Pay day loan borrowers spend more in fees than initial loan

Desperate customers usually move to pay day loans as being a economic quick solution, however, many have stuck in a “revolving home of financial obligation” by which they find yourself paying more in fees than their initial loan had moneylion loans review been well well worth.

Significantly more than 60% of pay day loans are created to borrowers who remove at the least seven loans in a line — the point that is typical that the charges they spend exceed the original loan quantity, relating to a research greater than 12 million loans made over 12-month durations during 2011 and 2012 by the customer Financial Protection Bureau.

Also referred to as money advances or always check loans, payday advances are usually for $500 or less and carry costs of between ten dollars to $20 for every single $100 lent, based on a split CFPB report year that is last.

A $15 cost, as an example, would carry a successful APR of almost 400per cent for the 14-day loan. Yet, payday loan providers protect these loans as being a way to obtain crisis money for consumers who’re not able to secure more favorable credit services and products.

The thing is that borrowers usually can not manage to pay back the very first loan, forcing them to roll over their debt and also sign up for a brand new, often bigger loan to enable them to pay back the initial financial obligation.
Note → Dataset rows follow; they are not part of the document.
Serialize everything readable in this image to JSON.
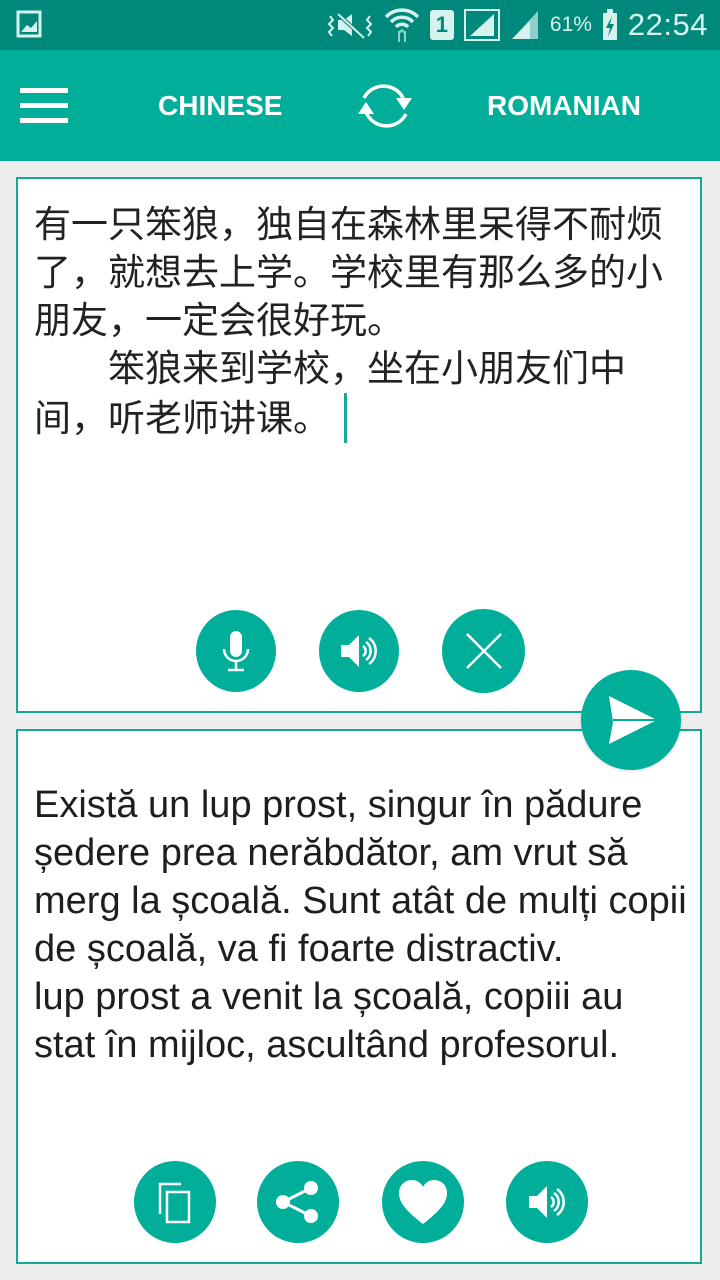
{
  "status_bar": {
    "notification_icon": "image-icon",
    "icons": [
      "vibrate-mute-icon",
      "wifi-icon",
      "sim-1-icon",
      "signal-sim1-icon",
      "signal-sim2-icon"
    ],
    "sim_label": "1",
    "battery_percent": "61%",
    "battery_icon": "battery-charging-icon",
    "time": "22:54"
  },
  "toolbar": {
    "menu_icon": "hamburger-menu-icon",
    "source_language": "CHINESE",
    "swap_icon": "swap-languages-icon",
    "target_language": "ROMANIAN"
  },
  "source_panel": {
    "text": "有一只笨狼，独自在森林里呆得不耐烦了，就想去上学。学校里有那么多的小朋友，一定会很好玩。\n　　笨狼来到学校，坐在小朋友们中间，听老师讲课。",
    "buttons": [
      {
        "name": "microphone",
        "icon": "microphone-icon"
      },
      {
        "name": "speak-source",
        "icon": "speaker-icon"
      },
      {
        "name": "clear",
        "icon": "close-icon"
      }
    ]
  },
  "send_button": {
    "icon": "send-icon"
  },
  "target_panel": {
    "text": "Există un lup prost, singur în pădure ședere prea nerăbdător, am vrut să merg la școală. Sunt atât de mulți copii de școală, va fi foarte distractiv.\nlup prost a venit la școală, copiii au stat în mijloc, ascultând profesorul.",
    "buttons": [
      {
        "name": "copy",
        "icon": "copy-icon"
      },
      {
        "name": "share",
        "icon": "share-icon"
      },
      {
        "name": "favorite",
        "icon": "heart-icon"
      },
      {
        "name": "speak-target",
        "icon": "speaker-icon"
      }
    ]
  },
  "colors": {
    "status_bar": "#00897b",
    "accent": "#00ae9a",
    "panel_border": "#13a897",
    "background": "#eeeeee"
  }
}
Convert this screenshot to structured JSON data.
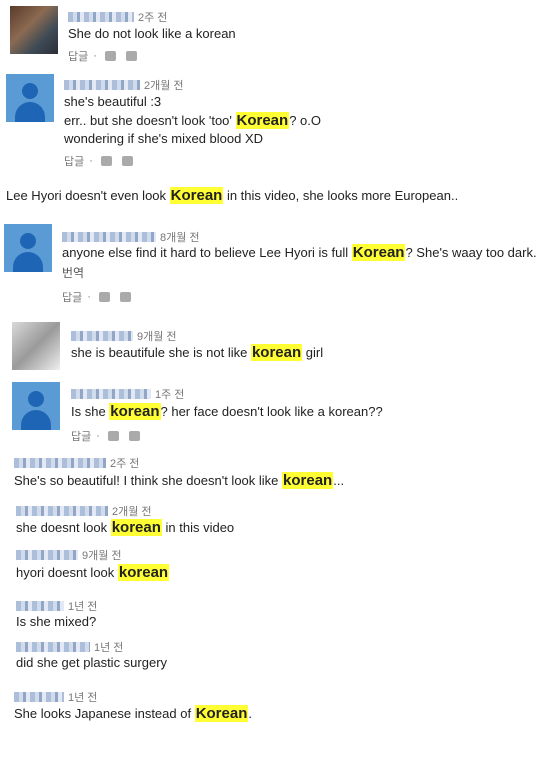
{
  "comments": [
    {
      "time": "2주 전",
      "lines": [
        {
          "pre": "She do not look like a korean",
          "hl": "",
          "post": ""
        }
      ],
      "reply": "답글"
    },
    {
      "time": "2개월 전",
      "lines": [
        {
          "pre": "she's beautiful :3",
          "hl": "",
          "post": ""
        },
        {
          "pre": "err.. but she doesn't look 'too' ",
          "hl": "Korean",
          "post": "? o.O"
        },
        {
          "pre": "wondering if she's mixed blood XD",
          "hl": "",
          "post": ""
        }
      ],
      "reply": "답글"
    },
    {
      "time": "",
      "lines": [
        {
          "pre": "Lee Hyori doesn't even look ",
          "hl": "Korean",
          "post": " in this video, she looks more European.."
        }
      ],
      "reply": ""
    },
    {
      "time": "8개월 전",
      "lines": [
        {
          "pre": "anyone else find it hard to believe Lee Hyori is full ",
          "hl": "Korean",
          "post": "? She's waay too dark."
        },
        {
          "pre": "번역",
          "hl": "",
          "post": ""
        }
      ],
      "reply": "답글"
    },
    {
      "time": "9개월 전",
      "lines": [
        {
          "pre": "she is beautifule she is not like ",
          "hl": "korean",
          "post": " girl"
        }
      ],
      "reply": ""
    },
    {
      "time": "1주 전",
      "lines": [
        {
          "pre": "Is she ",
          "hl": "korean",
          "post": "? her face doesn't look like a korean??"
        }
      ],
      "reply": "답글"
    },
    {
      "time": "2주 전",
      "lines": [
        {
          "pre": "She's so beautiful! I think she doesn't look like ",
          "hl": "korean",
          "post": "..."
        }
      ],
      "reply": ""
    },
    {
      "time": "2개월 전",
      "lines": [
        {
          "pre": "she doesnt look ",
          "hl": "korean",
          "post": " in this video"
        }
      ],
      "reply": ""
    },
    {
      "time": "9개월 전",
      "lines": [
        {
          "pre": "hyori doesnt look ",
          "hl": "korean",
          "post": ""
        }
      ],
      "reply": ""
    },
    {
      "time": "1년 전",
      "lines": [
        {
          "pre": "Is she mixed?",
          "hl": "",
          "post": ""
        }
      ],
      "reply": ""
    },
    {
      "time": "1년 전",
      "lines": [
        {
          "pre": "did she get plastic surgery",
          "hl": "",
          "post": ""
        }
      ],
      "reply": ""
    },
    {
      "time": "1년 전",
      "lines": [
        {
          "pre": "She looks Japanese instead of ",
          "hl": "Korean",
          "post": "."
        }
      ],
      "reply": ""
    }
  ],
  "icons": {
    "like": "thumbs-up-icon",
    "dislike": "thumbs-down-icon"
  },
  "colors": {
    "highlight": "#ffff33",
    "default_avatar": "#5b9bd5"
  }
}
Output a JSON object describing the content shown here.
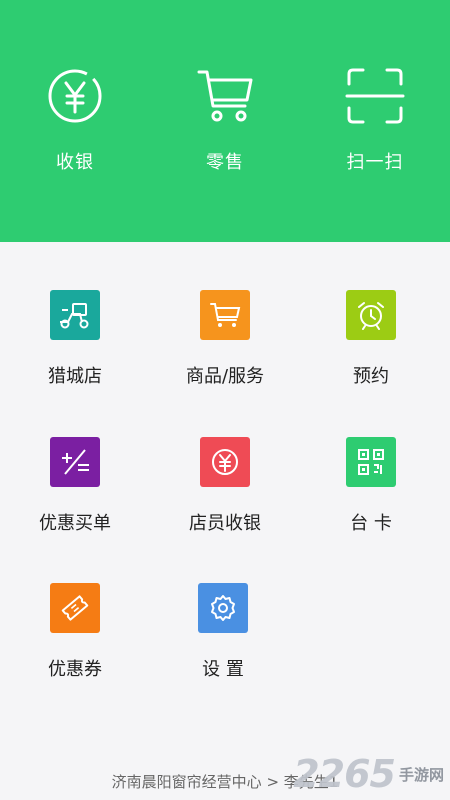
{
  "top_actions": [
    {
      "label": "收银",
      "icon": "yen-circle-icon"
    },
    {
      "label": "零售",
      "icon": "cart-icon"
    },
    {
      "label": "扫一扫",
      "icon": "scan-icon"
    }
  ],
  "grid": [
    {
      "label": "猎城店",
      "icon": "delivery-bike-icon",
      "color": "#1aa89c"
    },
    {
      "label": "商品/服务",
      "icon": "cart-icon",
      "color": "#f6941d"
    },
    {
      "label": "预约",
      "icon": "alarm-clock-icon",
      "color": "#9ccc14"
    },
    {
      "label": "优惠买单",
      "icon": "discount-calc-icon",
      "color": "#7b1fa2"
    },
    {
      "label": "店员收银",
      "icon": "yen-circle-icon",
      "color": "#ef4b55"
    },
    {
      "label": "台 卡",
      "icon": "qr-code-icon",
      "color": "#2ecc71"
    },
    {
      "label": "优惠券",
      "icon": "ticket-icon",
      "color": "#f57c14"
    },
    {
      "label": "设 置",
      "icon": "gear-icon",
      "color": "#4a90e2"
    }
  ],
  "footer": {
    "text": "济南晨阳窗帘经营中心 > 李先生1"
  },
  "watermark": {
    "number": "2265",
    "site": "手游网",
    "cn": ".com"
  },
  "colors": {
    "primary": "#2ecc71",
    "background": "#f5f5f7"
  }
}
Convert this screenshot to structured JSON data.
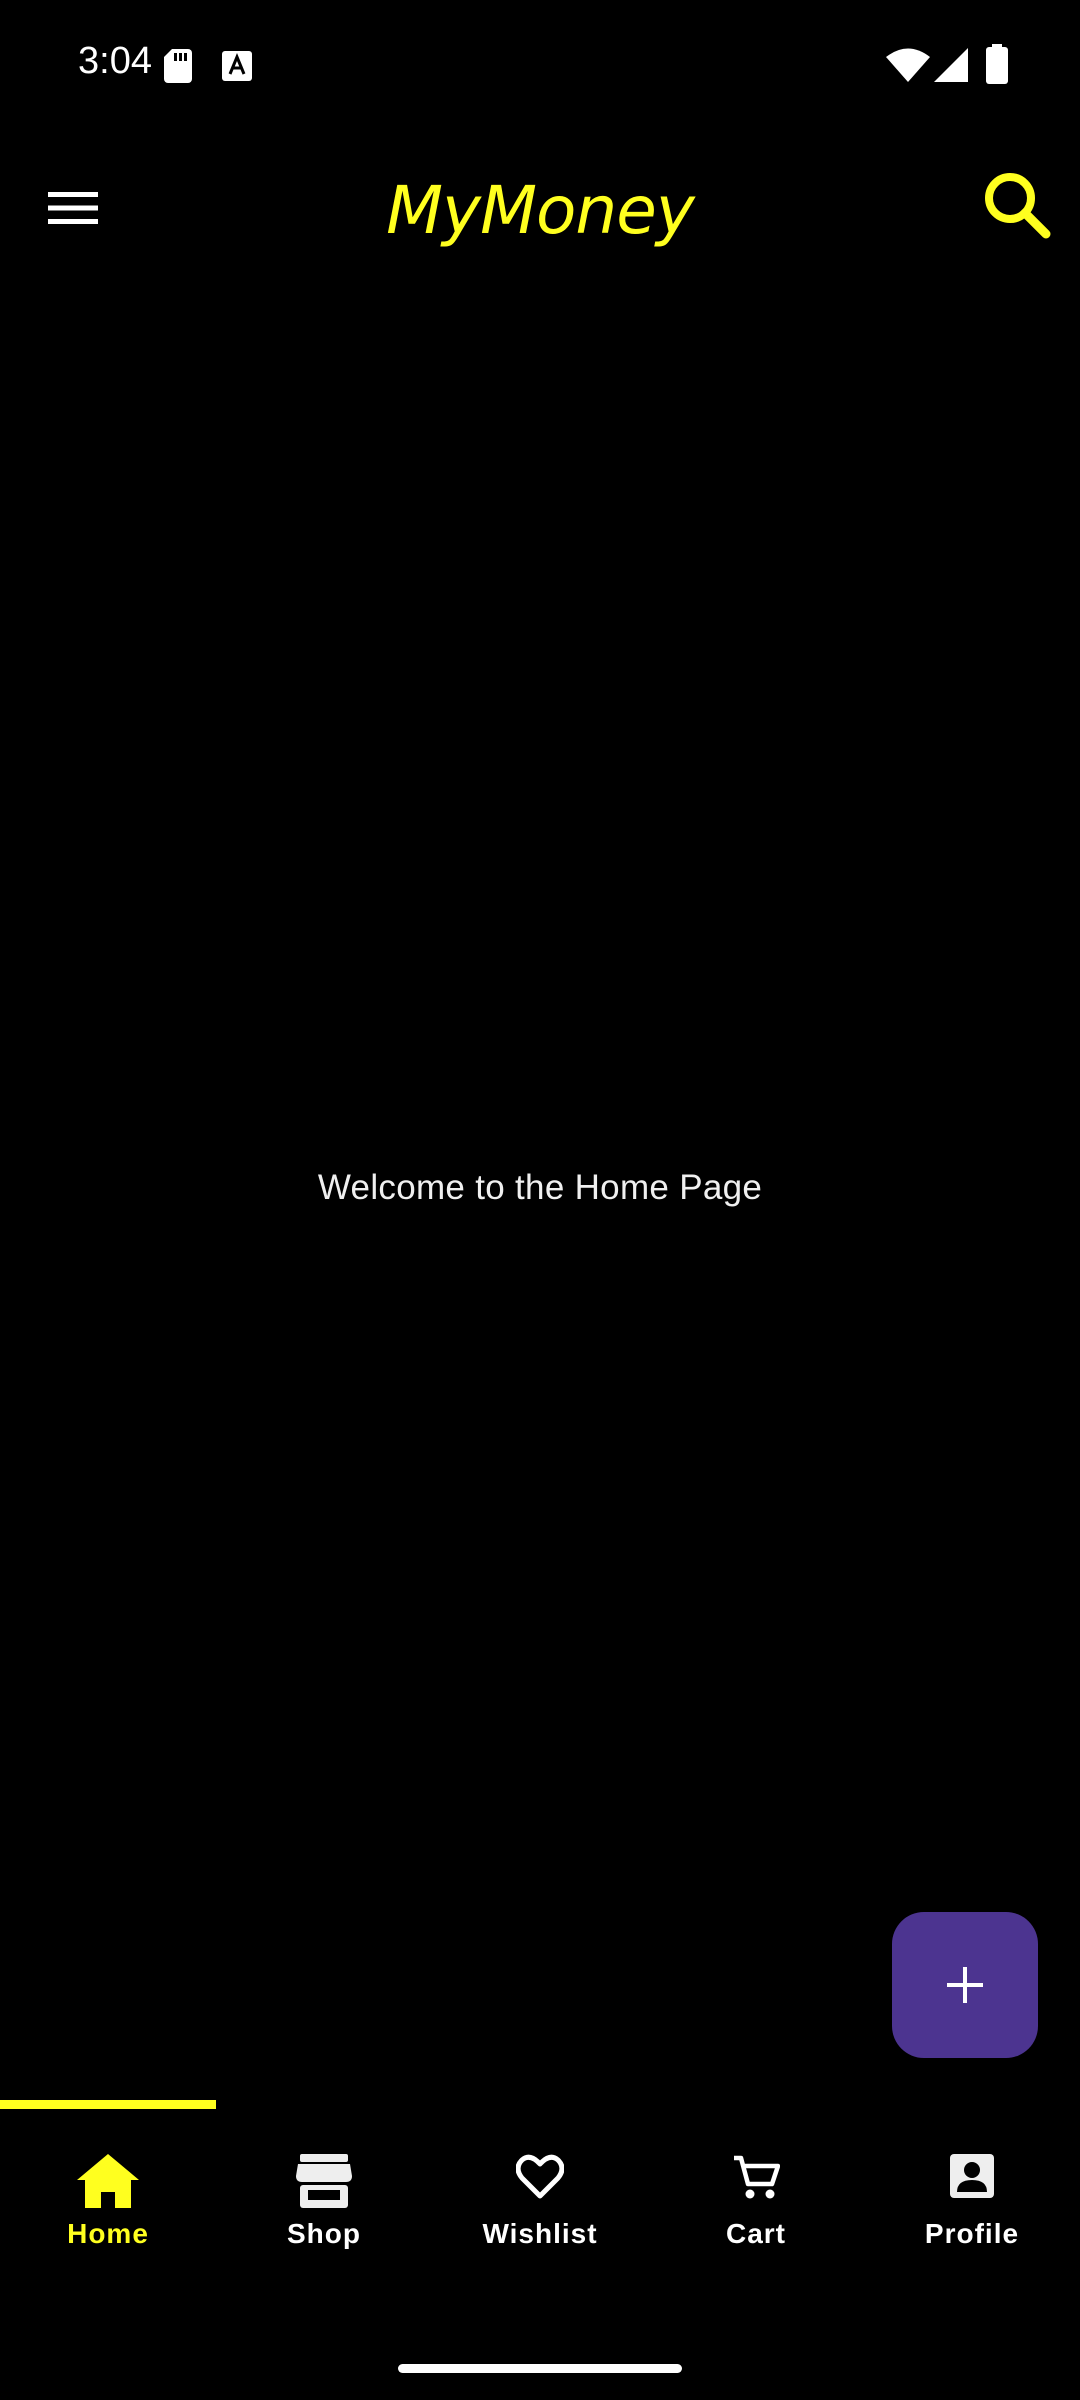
{
  "status_bar": {
    "time": "3:04",
    "icons": [
      "sd-card-icon",
      "a-notification-icon",
      "wifi-icon",
      "signal-icon",
      "battery-icon"
    ]
  },
  "app_bar": {
    "title": "MyMoney",
    "accent_color": "#FFFF1F",
    "left_icon": "menu-icon",
    "right_icon": "search-icon"
  },
  "main": {
    "welcome_text": "Welcome to the Home Page"
  },
  "fab": {
    "icon": "plus-icon",
    "color": "#4C3490"
  },
  "bottom_nav": {
    "active_index": 0,
    "items": [
      {
        "label": "Home",
        "icon": "home-icon"
      },
      {
        "label": "Shop",
        "icon": "store-icon"
      },
      {
        "label": "Wishlist",
        "icon": "heart-icon"
      },
      {
        "label": "Cart",
        "icon": "cart-icon"
      },
      {
        "label": "Profile",
        "icon": "profile-icon"
      }
    ]
  }
}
The CFPB discovered that a lot more than 80% of all of the payday advances are rolled over or renewed inside a fortnight.

“This renewing of loans can place customers on a slippery slope toward a financial obligation trap for which they can’t get in front of the cash they owe,” CFPB Director Richard Cordray stated in a declaration.

The agency happens to be cracking down on payday loan providers since 2020 and considering feasible lending that is new for the industry.

Only a few payday borrowers have caught in a period of financial obligation, but. Whenever searching entirely at initial loans — meaning those who are not removed within 2 weeks of a past loan — the CFPB unearthed that almost 1 / 2 of borrowers could actually repay without any one or more renewal.

But also for those people who aren’t in a position to spend the loans off quickly, it may be tough to move out from underneath the financial obligation. The CFPB has heard from lots and lots of struggling customers because it began accepting cash advance complaints fall that is last.

For instance, one Pennsylvania girl who took down a complete of $800 in payday advances to simply help pay money for lease after losing her task told the CFPB that she designed for the mortgage become only short-term. But after rolling over her very very first loan and in the end taking right out a different one to simply help spend she has already paid more than $1,400 towards the debt and still owes more for it.

Numerous payday borrowers survive fixed monthly incomes, such as for instance retirees or disabled People in the us getting Social safety impairment advantages. Of these payday borrowers getting monthly premiums, the research unearthed that one away from five lent cash every solitary thirty days regarding the 12 months.

“these types of stories are heartbreaking and they’re occurring all across the nation,” Cordray stated in a statement that is prepared. “They need that individuals spend serious awareness of the peoples effects of this cash advance market.”